-------- Excerpted data --------

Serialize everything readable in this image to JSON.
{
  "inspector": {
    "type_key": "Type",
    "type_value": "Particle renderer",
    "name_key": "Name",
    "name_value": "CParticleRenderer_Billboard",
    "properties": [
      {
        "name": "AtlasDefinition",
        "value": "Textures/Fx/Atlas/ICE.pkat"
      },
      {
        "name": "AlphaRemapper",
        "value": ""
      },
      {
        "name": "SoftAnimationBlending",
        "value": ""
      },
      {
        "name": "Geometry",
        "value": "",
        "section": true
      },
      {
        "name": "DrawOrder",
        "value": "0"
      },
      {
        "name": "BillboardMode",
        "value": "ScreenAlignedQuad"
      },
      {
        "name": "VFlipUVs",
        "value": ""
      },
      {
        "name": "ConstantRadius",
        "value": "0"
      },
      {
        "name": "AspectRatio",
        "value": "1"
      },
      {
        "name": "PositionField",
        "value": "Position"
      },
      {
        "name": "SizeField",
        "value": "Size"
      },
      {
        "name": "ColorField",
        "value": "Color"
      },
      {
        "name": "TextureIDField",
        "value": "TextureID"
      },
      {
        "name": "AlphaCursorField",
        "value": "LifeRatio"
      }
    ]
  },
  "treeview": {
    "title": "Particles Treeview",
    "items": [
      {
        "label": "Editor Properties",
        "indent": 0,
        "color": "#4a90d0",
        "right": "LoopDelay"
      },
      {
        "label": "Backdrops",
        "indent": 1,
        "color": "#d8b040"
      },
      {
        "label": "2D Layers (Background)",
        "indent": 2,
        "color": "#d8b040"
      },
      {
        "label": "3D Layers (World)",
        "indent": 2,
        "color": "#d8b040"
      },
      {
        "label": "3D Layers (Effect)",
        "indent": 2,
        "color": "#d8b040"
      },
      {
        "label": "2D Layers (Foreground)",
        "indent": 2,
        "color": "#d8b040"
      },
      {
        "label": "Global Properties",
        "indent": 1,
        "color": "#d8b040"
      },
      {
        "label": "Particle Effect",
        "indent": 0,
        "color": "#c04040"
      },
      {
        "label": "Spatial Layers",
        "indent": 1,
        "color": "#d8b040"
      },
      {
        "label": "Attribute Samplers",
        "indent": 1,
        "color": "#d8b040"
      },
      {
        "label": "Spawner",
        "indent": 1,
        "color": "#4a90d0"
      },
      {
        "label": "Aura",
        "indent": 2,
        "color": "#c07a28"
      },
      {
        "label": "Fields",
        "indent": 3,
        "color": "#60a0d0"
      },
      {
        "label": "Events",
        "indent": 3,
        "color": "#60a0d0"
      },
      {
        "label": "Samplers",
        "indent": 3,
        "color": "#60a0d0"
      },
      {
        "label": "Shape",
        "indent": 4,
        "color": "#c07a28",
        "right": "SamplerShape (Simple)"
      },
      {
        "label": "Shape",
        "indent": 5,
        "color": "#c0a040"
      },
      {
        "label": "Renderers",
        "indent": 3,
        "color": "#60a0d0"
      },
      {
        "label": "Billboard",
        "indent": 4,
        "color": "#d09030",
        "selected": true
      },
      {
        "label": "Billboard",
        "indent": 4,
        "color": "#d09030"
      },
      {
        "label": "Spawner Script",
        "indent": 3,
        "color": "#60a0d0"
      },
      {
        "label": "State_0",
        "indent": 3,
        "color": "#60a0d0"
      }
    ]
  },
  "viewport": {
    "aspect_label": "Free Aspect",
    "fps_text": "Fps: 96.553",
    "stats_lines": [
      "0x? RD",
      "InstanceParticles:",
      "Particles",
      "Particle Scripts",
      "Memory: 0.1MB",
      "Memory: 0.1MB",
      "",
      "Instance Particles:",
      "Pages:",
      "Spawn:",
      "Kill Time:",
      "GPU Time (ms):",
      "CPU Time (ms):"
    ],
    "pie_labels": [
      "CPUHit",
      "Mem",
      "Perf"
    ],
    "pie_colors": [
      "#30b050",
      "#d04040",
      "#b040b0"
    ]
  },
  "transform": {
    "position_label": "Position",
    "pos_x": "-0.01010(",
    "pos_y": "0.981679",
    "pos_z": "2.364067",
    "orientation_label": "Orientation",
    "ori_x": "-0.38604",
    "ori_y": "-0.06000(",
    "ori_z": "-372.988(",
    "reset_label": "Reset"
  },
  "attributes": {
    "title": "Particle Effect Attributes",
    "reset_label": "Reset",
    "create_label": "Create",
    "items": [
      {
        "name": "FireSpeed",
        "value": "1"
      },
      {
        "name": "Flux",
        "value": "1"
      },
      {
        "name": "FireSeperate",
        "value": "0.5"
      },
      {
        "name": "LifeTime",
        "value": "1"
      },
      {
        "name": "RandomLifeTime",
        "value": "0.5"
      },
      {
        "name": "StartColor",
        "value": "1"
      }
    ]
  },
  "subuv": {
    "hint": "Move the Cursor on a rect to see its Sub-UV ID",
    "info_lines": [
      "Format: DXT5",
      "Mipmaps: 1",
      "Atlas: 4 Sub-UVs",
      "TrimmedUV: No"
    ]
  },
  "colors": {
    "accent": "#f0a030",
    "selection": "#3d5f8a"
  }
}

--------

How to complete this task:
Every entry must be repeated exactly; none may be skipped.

Response area:
Serialize everything readable in this image to JSON.
{
  "inspector": {
    "type_key": "Type",
    "type_value": "Particle renderer",
    "name_key": "Name",
    "name_value": "CParticleRenderer_Billboard",
    "properties": [
      {
        "name": "AtlasDefinition",
        "value": "Textures/Fx/Atlas/ICE.pkat"
      },
      {
        "name": "AlphaRemapper",
        "value": ""
      },
      {
        "name": "SoftAnimationBlending",
        "value": ""
      },
      {
        "name": "Geometry",
        "value": "",
        "section": true
      },
      {
        "name": "DrawOrder",
        "value": "0"
      },
      {
        "name": "BillboardMode",
        "value": "ScreenAlignedQuad"
      },
      {
        "name": "VFlipUVs",
        "value": ""
      },
      {
        "name": "ConstantRadius",
        "value": "0"
      },
      {
        "name": "AspectRatio",
        "value": "1"
      },
      {
        "name": "PositionField",
        "value": "Position"
      },
      {
        "name": "SizeField",
        "value": "Size"
      },
      {
        "name": "ColorField",
        "value": "Color"
      },
      {
        "name": "TextureIDField",
        "value": "TextureID"
      },
      {
        "name": "AlphaCursorField",
        "value": "LifeRatio"
      }
    ]
  },
  "treeview": {
    "title": "Particles Treeview",
    "items": [
      {
        "label": "Editor Properties",
        "indent": 0,
        "color": "#4a90d0",
        "right": "LoopDelay"
      },
      {
        "label": "Backdrops",
        "indent": 1,
        "color": "#d8b040"
      },
      {
        "label": "2D Layers (Background)",
        "indent": 2,
        "color": "#d8b040"
      },
      {
        "label": "3D Layers (World)",
        "indent": 2,
        "color": "#d8b040"
      },
      {
        "label": "3D Layers (Effect)",
        "indent": 2,
        "color": "#d8b040"
      },
      {
        "label": "2D Layers (Foreground)",
        "indent": 2,
        "color": "#d8b040"
      },
      {
        "label": "Global Properties",
        "indent": 1,
        "color": "#d8b040"
      },
      {
        "label": "Particle Effect",
        "indent": 0,
        "color": "#c04040"
      },
      {
        "label": "Spatial Layers",
        "indent": 1,
        "color": "#d8b040"
      },
      {
        "label": "Attribute Samplers",
        "indent": 1,
        "color": "#d8b040"
      },
      {
        "label": "Spawner",
        "indent": 1,
        "color": "#4a90d0"
      },
      {
        "label": "Aura",
        "indent": 2,
        "color": "#c07a28"
      },
      {
        "label": "Fields",
        "indent": 3,
        "color": "#60a0d0"
      },
      {
        "label": "Events",
        "indent": 3,
        "color": "#60a0d0"
      },
      {
        "label": "Samplers",
        "indent": 3,
        "color": "#60a0d0"
      },
      {
        "label": "Shape",
        "indent": 4,
        "color": "#c07a28",
        "right": "SamplerShape (Simple)"
      },
      {
        "label": "Shape",
        "indent": 5,
        "color": "#c0a040"
      },
      {
        "label": "Renderers",
        "indent": 3,
        "color": "#60a0d0"
      },
      {
        "label": "Billboard",
        "indent": 4,
        "color": "#d09030",
        "selected": true
      },
      {
        "label": "Billboard",
        "indent": 4,
        "color": "#d09030"
      },
      {
        "label": "Spawner Script",
        "indent": 3,
        "color": "#60a0d0"
      },
      {
        "label": "State_0",
        "indent": 3,
        "color": "#60a0d0"
      }
    ]
  },
  "viewport": {
    "aspect_label": "Free Aspect",
    "fps_text": "Fps: 96.553",
    "stats_lines": [
      "0x? RD",
      "InstanceParticles:",
      "Particles",
      "Particle Scripts",
      "Memory: 0.1MB",
      "Memory: 0.1MB",
      "",
      "Instance Particles:",
      "Pages:",
      "Spawn:",
      "Kill Time:",
      "GPU Time (ms):",
      "CPU Time (ms):"
    ],
    "pie_labels": [
      "CPUHit",
      "Mem",
      "Perf"
    ],
    "pie_colors": [
      "#30b050",
      "#d04040",
      "#b040b0"
    ]
  },
  "transform": {
    "position_label": "Position",
    "pos_x": "-0.01010(",
    "pos_y": "0.981679",
    "pos_z": "2.364067",
    "orientation_label": "Orientation",
    "ori_x": "-0.38604",
    "ori_y": "-0.06000(",
    "ori_z": "-372.988(",
    "reset_label": "Reset"
  },
  "attributes": {
    "title": "Particle Effect Attributes",
    "reset_label": "Reset",
    "create_label": "Create",
    "items": [
      {
        "name": "FireSpeed",
        "value": "1"
      },
      {
        "name": "Flux",
        "value": "1"
      },
      {
        "name": "FireSeperate",
        "value": "0.5"
      },
      {
        "name": "LifeTime",
        "value": "1"
      },
      {
        "name": "RandomLifeTime",
        "value": "0.5"
      },
      {
        "name": "StartColor",
        "value": "1"
      }
    ]
  },
  "subuv": {
    "hint": "Move the Cursor on a rect to see its Sub-UV ID",
    "info_lines": [
      "Format: DXT5",
      "Mipmaps: 1",
      "Atlas: 4 Sub-UVs",
      "TrimmedUV: No"
    ]
  },
  "colors": {
    "accent": "#f0a030",
    "selection": "#3d5f8a"
  }
}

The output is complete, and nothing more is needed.